● Work instruction:
In full and word for word, print the data below.

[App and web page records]
=== Section Start ===

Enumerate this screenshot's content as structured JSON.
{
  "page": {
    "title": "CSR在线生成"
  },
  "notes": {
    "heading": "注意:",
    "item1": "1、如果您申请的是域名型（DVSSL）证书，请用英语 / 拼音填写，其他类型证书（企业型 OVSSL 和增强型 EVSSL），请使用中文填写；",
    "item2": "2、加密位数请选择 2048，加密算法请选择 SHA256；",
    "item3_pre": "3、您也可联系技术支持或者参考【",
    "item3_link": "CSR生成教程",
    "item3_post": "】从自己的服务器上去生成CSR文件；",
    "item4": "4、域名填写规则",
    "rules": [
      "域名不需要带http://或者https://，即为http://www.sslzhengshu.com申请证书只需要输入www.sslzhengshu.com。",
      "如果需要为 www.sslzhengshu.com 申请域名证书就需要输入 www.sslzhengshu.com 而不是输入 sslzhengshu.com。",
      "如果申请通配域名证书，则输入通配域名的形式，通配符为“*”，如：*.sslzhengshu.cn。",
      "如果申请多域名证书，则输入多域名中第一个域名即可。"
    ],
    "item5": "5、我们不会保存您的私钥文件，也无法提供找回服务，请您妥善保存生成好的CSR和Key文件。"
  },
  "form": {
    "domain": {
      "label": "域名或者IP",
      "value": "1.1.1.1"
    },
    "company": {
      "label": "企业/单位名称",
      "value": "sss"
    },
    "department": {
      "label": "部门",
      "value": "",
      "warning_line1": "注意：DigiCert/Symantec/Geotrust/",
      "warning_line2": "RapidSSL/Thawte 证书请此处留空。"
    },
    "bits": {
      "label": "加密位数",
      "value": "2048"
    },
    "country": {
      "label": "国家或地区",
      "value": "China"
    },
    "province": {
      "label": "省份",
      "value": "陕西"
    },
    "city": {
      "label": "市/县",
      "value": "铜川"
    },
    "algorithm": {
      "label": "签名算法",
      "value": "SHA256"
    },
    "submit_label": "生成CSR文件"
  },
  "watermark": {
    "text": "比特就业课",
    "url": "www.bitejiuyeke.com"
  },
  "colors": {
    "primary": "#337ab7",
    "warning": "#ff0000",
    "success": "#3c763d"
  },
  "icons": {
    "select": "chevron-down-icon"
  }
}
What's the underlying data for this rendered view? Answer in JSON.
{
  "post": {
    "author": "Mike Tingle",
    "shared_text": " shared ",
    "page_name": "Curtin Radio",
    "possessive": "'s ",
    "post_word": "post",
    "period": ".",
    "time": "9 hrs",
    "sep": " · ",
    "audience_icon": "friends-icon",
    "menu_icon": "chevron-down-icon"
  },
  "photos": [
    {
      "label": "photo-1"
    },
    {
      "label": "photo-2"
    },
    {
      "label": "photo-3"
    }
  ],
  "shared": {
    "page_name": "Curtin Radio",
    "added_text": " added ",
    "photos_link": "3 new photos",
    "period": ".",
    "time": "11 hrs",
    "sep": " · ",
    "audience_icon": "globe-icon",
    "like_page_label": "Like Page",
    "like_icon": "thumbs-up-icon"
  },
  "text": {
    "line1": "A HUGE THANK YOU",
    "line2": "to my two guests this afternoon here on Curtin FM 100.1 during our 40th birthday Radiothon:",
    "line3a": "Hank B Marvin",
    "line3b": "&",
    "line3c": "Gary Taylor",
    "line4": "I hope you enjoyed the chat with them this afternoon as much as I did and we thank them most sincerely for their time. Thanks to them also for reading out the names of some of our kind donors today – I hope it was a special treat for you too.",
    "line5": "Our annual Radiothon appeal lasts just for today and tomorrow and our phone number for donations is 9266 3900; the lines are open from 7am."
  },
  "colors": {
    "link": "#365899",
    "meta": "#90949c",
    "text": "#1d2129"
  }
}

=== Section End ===

● Answer to this exercise:
Enumerate this screenshot's content as structured JSON.
{
  "page": {
    "title": "CSR在线生成"
  },
  "notes": {
    "heading": "注意:",
    "item1": "1、如果您申请的是域名型（DVSSL）证书，请用英语 / 拼音填写，其他类型证书（企业型 OVSSL 和增强型 EVSSL），请使用中文填写；",
    "item2": "2、加密位数请选择 2048，加密算法请选择 SHA256；",
    "item3_pre": "3、您也可联系技术支持或者参考【",
    "item3_link": "CSR生成教程",
    "item3_post": "】从自己的服务器上去生成CSR文件；",
    "item4": "4、域名填写规则",
    "rules": [
      "域名不需要带http://或者https://，即为http://www.sslzhengshu.com申请证书只需要输入www.sslzhengshu.com。",
      "如果需要为 www.sslzhengshu.com 申请域名证书就需要输入 www.sslzhengshu.com 而不是输入 sslzhengshu.com。",
      "如果申请通配域名证书，则输入通配域名的形式，通配符为“*”，如：*.sslzhengshu.cn。",
      "如果申请多域名证书，则输入多域名中第一个域名即可。"
    ],
    "item5": "5、我们不会保存您的私钥文件，也无法提供找回服务，请您妥善保存生成好的CSR和Key文件。"
  },
  "form": {
    "domain": {
      "label": "域名或者IP",
      "value": "1.1.1.1"
    },
    "company": {
      "label": "企业/单位名称",
      "value": "sss"
    },
    "department": {
      "label": "部门",
      "value": "",
      "warning_line1": "注意：DigiCert/Symantec/Geotrust/",
      "warning_line2": "RapidSSL/Thawte 证书请此处留空。"
    },
    "bits": {
      "label": "加密位数",
      "value": "2048"
    },
    "country": {
      "label": "国家或地区",
      "value": "China"
    },
    "province": {
      "label": "省份",
      "value": "陕西"
    },
    "city": {
      "label": "市/县",
      "value": "铜川"
    },
    "algorithm": {
      "label": "签名算法",
      "value": "SHA256"
    },
    "submit_label": "生成CSR文件"
  },
  "watermark": {
    "text": "比特就业课",
    "url": "www.bitejiuyeke.com"
  },
  "colors": {
    "primary": "#337ab7",
    "warning": "#ff0000",
    "success": "#3c763d"
  },
  "icons": {
    "select": "chevron-down-icon"
  }
}
What's the underlying data for this rendered view? Answer in JSON.
{
  "post": {
    "author": "Mike Tingle",
    "shared_text": " shared ",
    "page_name": "Curtin Radio",
    "possessive": "'s ",
    "post_word": "post",
    "period": ".",
    "time": "9 hrs",
    "sep": " · ",
    "audience_icon": "friends-icon",
    "menu_icon": "chevron-down-icon"
  },
  "photos": [
    {
      "label": "photo-1"
    },
    {
      "label": "photo-2"
    },
    {
      "label": "photo-3"
    }
  ],
  "shared": {
    "page_name": "Curtin Radio",
    "added_text": " added ",
    "photos_link": "3 new photos",
    "period": ".",
    "time": "11 hrs",
    "sep": " · ",
    "audience_icon": "globe-icon",
    "like_page_label": "Like Page",
    "like_icon": "thumbs-up-icon"
  },
  "text": {
    "line1": "A HUGE THANK YOU",
    "line2": "to my two guests this afternoon here on Curtin FM 100.1 during our 40th birthday Radiothon:",
    "line3a": "Hank B Marvin",
    "line3b": "&",
    "line3c": "Gary Taylor",
    "line4": "I hope you enjoyed the chat with them this afternoon as much as I did and we thank them most sincerely for their time. Thanks to them also for reading out the names of some of our kind donors today – I hope it was a special treat for you too.",
    "line5": "Our annual Radiothon appeal lasts just for today and tomorrow and our phone number for donations is 9266 3900; the lines are open from 7am."
  },
  "colors": {
    "link": "#365899",
    "meta": "#90949c",
    "text": "#1d2129"
  }
}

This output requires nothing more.